Site analytics and subscriber counters can give a good idea of how many people are reading your content, but every good blogger knows that readers are more than just numbers.
In order to get a better picture of the diverse people and personalities that read 10,000 Words, I turned to Twitter where the hundreds of people who follow @10000Words provide bios that give more insight into each person’s unique personality. After some thorough analysis, I now know more about everyone and can tailor the blog to cater to each persons interest.
Before we get into who is following 10,000 Words on Twitter, I first wanted to analyze what I’ve been tweeting. And here it is, presented in a word cloud:
Every tweet ever posted by @10000Words was copied at one time using the Greasemonkey script Endless Tweets, which automatically loads older tweets when scrolling on the Twitter timeline (Find out more about the Greasemonkey extension here). The word cloud was created using Wordle; click the image to view a larger version.
Because I also tweet a lot of links, I wanted to visualize the type of content I have been linking to:
The text from this word cloud comes from the link names and descriptions listed by Twitturly, an online service that tracks Twitter users’ outgoing links. The site can also be used for tracking what everyone is talking about on Twitter in real time.
Now on to analyzing Twitter followers.
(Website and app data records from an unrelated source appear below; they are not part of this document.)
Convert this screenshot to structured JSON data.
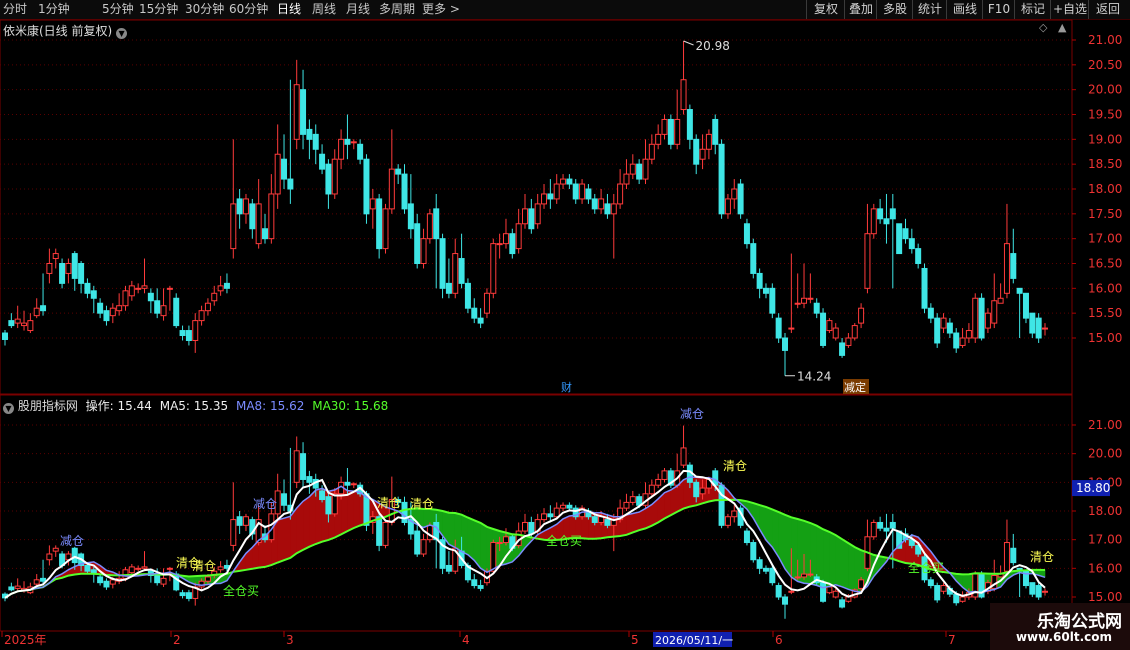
{
  "toolbar": {
    "periods": [
      "分时",
      "1分钟",
      "5分钟",
      "15分钟",
      "30分钟",
      "60分钟",
      "日线",
      "周线",
      "月线",
      "多周期",
      "更多 >"
    ],
    "active": "日线",
    "right_buttons": [
      "复权",
      "叠加",
      "多股",
      "统计",
      "画线",
      "F10",
      "标记",
      "+自选",
      "返回"
    ]
  },
  "main_header": {
    "title": "依米康(日线 前复权)"
  },
  "indicator_header": {
    "name": "股朋指标网",
    "op_label": "操作: 15.44",
    "ma5_label": "MA5: 15.35",
    "ma8_label": "MA8: 15.62",
    "ma30_label": "MA30: 15.68"
  },
  "colors": {
    "up": "#ff3b3b",
    "down": "#3fe6e6",
    "ma5": "#ffffff",
    "ma8": "#7b8cff",
    "ma30": "#55ff2a",
    "fill_up": "#a80a0a",
    "fill_down": "#14a014"
  },
  "main_axis": {
    "labels": [
      "21.00",
      "20.50",
      "20.00",
      "19.50",
      "19.00",
      "18.50",
      "18.00",
      "17.50",
      "17.00",
      "16.50",
      "16.00",
      "15.50",
      "15.00"
    ]
  },
  "sub_axis": {
    "labels": [
      "21.00",
      "20.00",
      "19.00",
      "18.00",
      "17.00",
      "16.00",
      "15.00"
    ],
    "cursor_value": "18.80"
  },
  "markers": {
    "high": "20.98",
    "low": "14.24",
    "fin": "财",
    "jian_ding": "减定"
  },
  "signals": [
    "减仓",
    "清仓",
    "清仓",
    "全仓买",
    "减仓",
    "清仓",
    "清仓",
    "全仓买",
    "减仓",
    "清仓",
    "全仓买",
    "清仓"
  ],
  "date_axis": [
    "2025年",
    "2",
    "3",
    "4",
    "5",
    "2026/05/11/一",
    "6",
    "7"
  ],
  "watermark": {
    "title": "乐淘公式网",
    "url": "www.60lt.com"
  },
  "chart_data": {
    "type": "candlestick",
    "series": [
      {
        "ohlc": [
          [
            15.1,
            14.97,
            14.85,
            15.16
          ],
          [
            15.35,
            15.25,
            15.2,
            15.5
          ],
          [
            15.3,
            15.38,
            15.2,
            15.65
          ],
          [
            15.25,
            15.3,
            15.15,
            15.55
          ],
          [
            15.15,
            15.35,
            15.1,
            15.5
          ],
          [
            15.45,
            15.6,
            15.4,
            15.8
          ],
          [
            15.65,
            15.55,
            15.45,
            16.3
          ],
          [
            16.3,
            16.5,
            16.1,
            16.8
          ],
          [
            16.6,
            16.7,
            16.4,
            16.8
          ],
          [
            16.5,
            16.1,
            16.0,
            16.6
          ],
          [
            16.3,
            16.5,
            16.1,
            16.6
          ],
          [
            16.7,
            16.2,
            15.95,
            16.75
          ],
          [
            16.5,
            16.1,
            15.9,
            16.55
          ],
          [
            16.1,
            15.9,
            15.8,
            16.2
          ],
          [
            15.95,
            15.8,
            15.5,
            16.05
          ],
          [
            15.7,
            15.5,
            15.4,
            15.8
          ],
          [
            15.55,
            15.35,
            15.25,
            15.65
          ],
          [
            15.45,
            15.6,
            15.3,
            15.7
          ],
          [
            15.55,
            15.65,
            15.45,
            15.9
          ],
          [
            15.65,
            15.95,
            15.55,
            16.05
          ],
          [
            15.85,
            16.05,
            15.75,
            16.15
          ],
          [
            16.0,
            16.0,
            15.9,
            16.1
          ],
          [
            16.0,
            16.05,
            15.9,
            16.6
          ],
          [
            15.9,
            15.75,
            15.5,
            16.0
          ],
          [
            15.75,
            15.5,
            15.4,
            16.0
          ],
          [
            15.45,
            15.65,
            15.35,
            16.0
          ],
          [
            16.0,
            16.0,
            15.55,
            16.05
          ],
          [
            15.8,
            15.25,
            15.2,
            15.9
          ],
          [
            15.15,
            15.05,
            14.95,
            15.25
          ],
          [
            15.15,
            14.95,
            14.85,
            15.25
          ],
          [
            14.95,
            15.35,
            14.7,
            15.5
          ],
          [
            15.35,
            15.55,
            15.25,
            15.65
          ],
          [
            15.55,
            15.7,
            15.45,
            15.8
          ],
          [
            15.75,
            15.9,
            15.65,
            16.05
          ],
          [
            15.95,
            16.05,
            15.85,
            16.25
          ],
          [
            16.1,
            16.0,
            15.9,
            16.3
          ],
          [
            16.8,
            17.7,
            16.6,
            19.0
          ],
          [
            17.8,
            17.5,
            17.2,
            18.0
          ],
          [
            17.5,
            17.8,
            17.3,
            17.9
          ],
          [
            17.7,
            17.2,
            17.0,
            17.8
          ],
          [
            16.9,
            17.7,
            16.8,
            18.2
          ],
          [
            17.2,
            17.0,
            16.9,
            17.5
          ],
          [
            17.0,
            17.9,
            16.9,
            18.3
          ],
          [
            17.9,
            18.7,
            17.6,
            19.3
          ],
          [
            18.6,
            18.2,
            18.0,
            19.1
          ],
          [
            18.2,
            18.0,
            17.7,
            20.2
          ],
          [
            19.0,
            20.1,
            18.8,
            20.6
          ],
          [
            20.0,
            19.1,
            18.8,
            20.4
          ],
          [
            19.2,
            19.0,
            18.6,
            19.4
          ],
          [
            19.1,
            18.8,
            18.5,
            19.3
          ],
          [
            18.7,
            18.4,
            18.3,
            18.9
          ],
          [
            18.5,
            17.9,
            17.6,
            18.6
          ],
          [
            17.9,
            18.6,
            17.8,
            18.8
          ],
          [
            18.6,
            19.0,
            18.4,
            19.2
          ],
          [
            19.0,
            18.9,
            18.6,
            19.5
          ],
          [
            18.95,
            18.95,
            18.8,
            19.0
          ],
          [
            18.9,
            18.6,
            18.5,
            19.0
          ],
          [
            18.6,
            17.5,
            17.3,
            18.7
          ],
          [
            17.6,
            17.8,
            17.2,
            18.0
          ],
          [
            17.8,
            16.8,
            16.6,
            17.9
          ],
          [
            16.8,
            17.6,
            16.7,
            17.7
          ],
          [
            17.6,
            18.4,
            17.5,
            19.2
          ],
          [
            18.4,
            18.3,
            18.1,
            18.5
          ],
          [
            18.3,
            17.6,
            17.5,
            18.5
          ],
          [
            17.7,
            17.2,
            17.0,
            18.3
          ],
          [
            17.3,
            16.5,
            16.4,
            17.5
          ],
          [
            16.5,
            17.0,
            16.4,
            17.2
          ],
          [
            17.0,
            17.5,
            16.9,
            17.6
          ],
          [
            17.6,
            17.0,
            16.0,
            17.9
          ],
          [
            17.0,
            16.0,
            15.8,
            17.1
          ],
          [
            16.1,
            15.9,
            15.8,
            16.6
          ],
          [
            15.9,
            16.7,
            15.8,
            17.0
          ],
          [
            16.6,
            16.1,
            16.0,
            17.1
          ],
          [
            16.1,
            15.6,
            15.5,
            16.2
          ],
          [
            15.6,
            15.4,
            15.3,
            15.8
          ],
          [
            15.4,
            15.3,
            15.2,
            15.6
          ],
          [
            15.5,
            15.9,
            15.4,
            16.0
          ],
          [
            15.9,
            16.9,
            15.8,
            17.0
          ],
          [
            16.9,
            16.9,
            16.6,
            17.1
          ],
          [
            16.9,
            17.1,
            16.8,
            17.4
          ],
          [
            17.1,
            16.7,
            16.6,
            17.2
          ],
          [
            16.8,
            17.3,
            16.7,
            17.6
          ],
          [
            17.3,
            17.6,
            17.2,
            17.9
          ],
          [
            17.6,
            17.2,
            17.1,
            17.8
          ],
          [
            17.3,
            17.7,
            17.2,
            17.9
          ],
          [
            17.7,
            17.9,
            17.6,
            18.1
          ],
          [
            17.9,
            17.8,
            17.6,
            18.2
          ],
          [
            17.8,
            18.1,
            17.7,
            18.3
          ],
          [
            18.1,
            18.2,
            18.0,
            18.3
          ],
          [
            18.2,
            18.1,
            18.0,
            18.3
          ],
          [
            18.1,
            17.8,
            17.7,
            18.2
          ],
          [
            17.8,
            18.1,
            17.7,
            18.2
          ],
          [
            18.0,
            17.8,
            17.7,
            18.1
          ],
          [
            17.8,
            17.6,
            17.5,
            17.9
          ],
          [
            17.6,
            17.8,
            17.5,
            18.0
          ],
          [
            17.7,
            17.5,
            17.4,
            17.9
          ],
          [
            17.5,
            17.7,
            16.6,
            17.9
          ],
          [
            17.7,
            18.1,
            17.6,
            18.4
          ],
          [
            18.1,
            18.3,
            18.0,
            18.6
          ],
          [
            18.3,
            18.5,
            18.2,
            18.7
          ],
          [
            18.5,
            18.2,
            18.1,
            18.6
          ],
          [
            18.2,
            18.6,
            18.1,
            19.0
          ],
          [
            18.6,
            18.9,
            18.5,
            19.1
          ],
          [
            18.9,
            19.1,
            18.8,
            19.3
          ],
          [
            19.1,
            19.4,
            19.0,
            19.5
          ],
          [
            19.4,
            18.9,
            18.8,
            19.5
          ],
          [
            18.9,
            19.4,
            18.8,
            20.0
          ],
          [
            19.6,
            20.2,
            19.5,
            20.98
          ],
          [
            19.6,
            19.0,
            18.8,
            19.7
          ],
          [
            19.0,
            18.5,
            18.3,
            19.1
          ],
          [
            18.6,
            18.8,
            18.4,
            19.1
          ],
          [
            18.8,
            19.1,
            18.6,
            19.2
          ],
          [
            19.4,
            18.9,
            18.7,
            19.5
          ],
          [
            18.9,
            17.5,
            17.4,
            19.0
          ],
          [
            17.5,
            17.8,
            17.4,
            17.9
          ],
          [
            17.8,
            18.0,
            17.6,
            18.2
          ],
          [
            18.1,
            17.5,
            17.4,
            18.2
          ],
          [
            17.3,
            16.9,
            16.8,
            17.4
          ],
          [
            16.9,
            16.3,
            16.2,
            17.0
          ],
          [
            16.3,
            16.0,
            15.8,
            16.4
          ],
          [
            16.0,
            15.9,
            15.8,
            16.1
          ],
          [
            16.0,
            15.5,
            15.4,
            16.1
          ],
          [
            15.4,
            15.0,
            14.9,
            15.5
          ],
          [
            15.0,
            14.75,
            14.24,
            15.1
          ],
          [
            15.2,
            15.2,
            15.1,
            16.7
          ],
          [
            15.7,
            15.7,
            15.6,
            16.3
          ],
          [
            15.7,
            15.8,
            15.6,
            16.5
          ],
          [
            15.8,
            15.8,
            15.7,
            16.3
          ],
          [
            15.7,
            15.5,
            15.4,
            15.8
          ],
          [
            15.5,
            14.85,
            14.8,
            15.6
          ],
          [
            15.15,
            15.35,
            15.1,
            15.4
          ],
          [
            15.0,
            15.2,
            14.95,
            15.3
          ],
          [
            14.9,
            14.65,
            14.6,
            15.0
          ],
          [
            14.85,
            15.0,
            14.8,
            15.1
          ],
          [
            15.0,
            15.25,
            14.95,
            15.3
          ],
          [
            15.3,
            15.6,
            15.2,
            15.7
          ],
          [
            16.0,
            17.1,
            15.9,
            17.7
          ],
          [
            17.1,
            17.6,
            17.0,
            17.7
          ],
          [
            17.6,
            17.4,
            17.3,
            17.8
          ],
          [
            17.4,
            17.3,
            16.9,
            17.9
          ],
          [
            17.6,
            17.4,
            16.0,
            17.9
          ],
          [
            17.3,
            16.7,
            17.2,
            17.2
          ],
          [
            17.2,
            17.0,
            16.9,
            17.4
          ],
          [
            17.0,
            16.8,
            16.7,
            17.2
          ],
          [
            16.8,
            16.5,
            16.4,
            16.9
          ],
          [
            16.4,
            15.6,
            15.5,
            16.5
          ],
          [
            15.6,
            15.4,
            15.3,
            15.7
          ],
          [
            15.4,
            14.9,
            14.8,
            15.5
          ],
          [
            15.2,
            15.4,
            15.1,
            15.5
          ],
          [
            15.3,
            15.1,
            15.0,
            15.4
          ],
          [
            15.1,
            14.8,
            14.7,
            15.2
          ],
          [
            14.85,
            15.0,
            14.8,
            15.2
          ],
          [
            15.0,
            15.15,
            14.9,
            15.3
          ],
          [
            15.0,
            15.8,
            14.9,
            15.9
          ],
          [
            15.8,
            15.0,
            14.95,
            15.9
          ],
          [
            15.2,
            15.5,
            15.1,
            15.6
          ],
          [
            15.3,
            15.75,
            15.2,
            16.3
          ],
          [
            15.7,
            15.8,
            15.7,
            16.1
          ],
          [
            15.9,
            16.9,
            15.8,
            17.7
          ],
          [
            16.7,
            16.2,
            16.1,
            17.2
          ],
          [
            16.0,
            15.9,
            15.0,
            16.0
          ],
          [
            15.9,
            15.4,
            15.3,
            15.9
          ],
          [
            15.5,
            15.1,
            15.0,
            15.5
          ],
          [
            15.4,
            15.0,
            14.9,
            15.5
          ],
          [
            15.2,
            15.2,
            15.05,
            15.3
          ]
        ]
      }
    ]
  }
}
I was especially curious about where everyone was from, especially because of those pesky time zone problems. According to this map, many are from the US, but many more are from Canada and Europe. The map was created using Yahoo Pipes and was amended from this existing Pipe. The original version required a Twitter username and password, but it was changed to pull from a single self-created XML file. Also, because the Twitter-generated XML file only lists about 100 followers per page, it was necessary to view each page and merge the XML files using simple copy and paste.
By extracting from the combined XML file the “description” tag that Twitter appends to each user, I was also able to gather the text of each person’s bio. That text was run through Wordle and here are the results:
If XML isn’t your cup of tea, TwitterSheep produces a similar word cloud of your followers’ bios (Twitter username and password required). Greasemonkey fans can use Twitter Friends’ Bio at a Glance to display each follower or friend’s bio and link when viewing them as a list. Also, check out the Twitter Mosaic creator for viewing your followers’ avatars all in one place.
A big thank you to everyone following 10,000 Words on Twitter! If you aren’t doing so already, check out @10000Words for useful tips and links you won’t see on the blog. Also, be sure to subscribe to the 10,000 Words RSS feed so you never miss a post.
Also on 10,000 Words:
• 10 Journalists you should follow on Twitter
• 25 Tools for getting more out of Twitter
• How to design for a computer other than your own
• 10,000 Words Year-end wrap-up and word cloud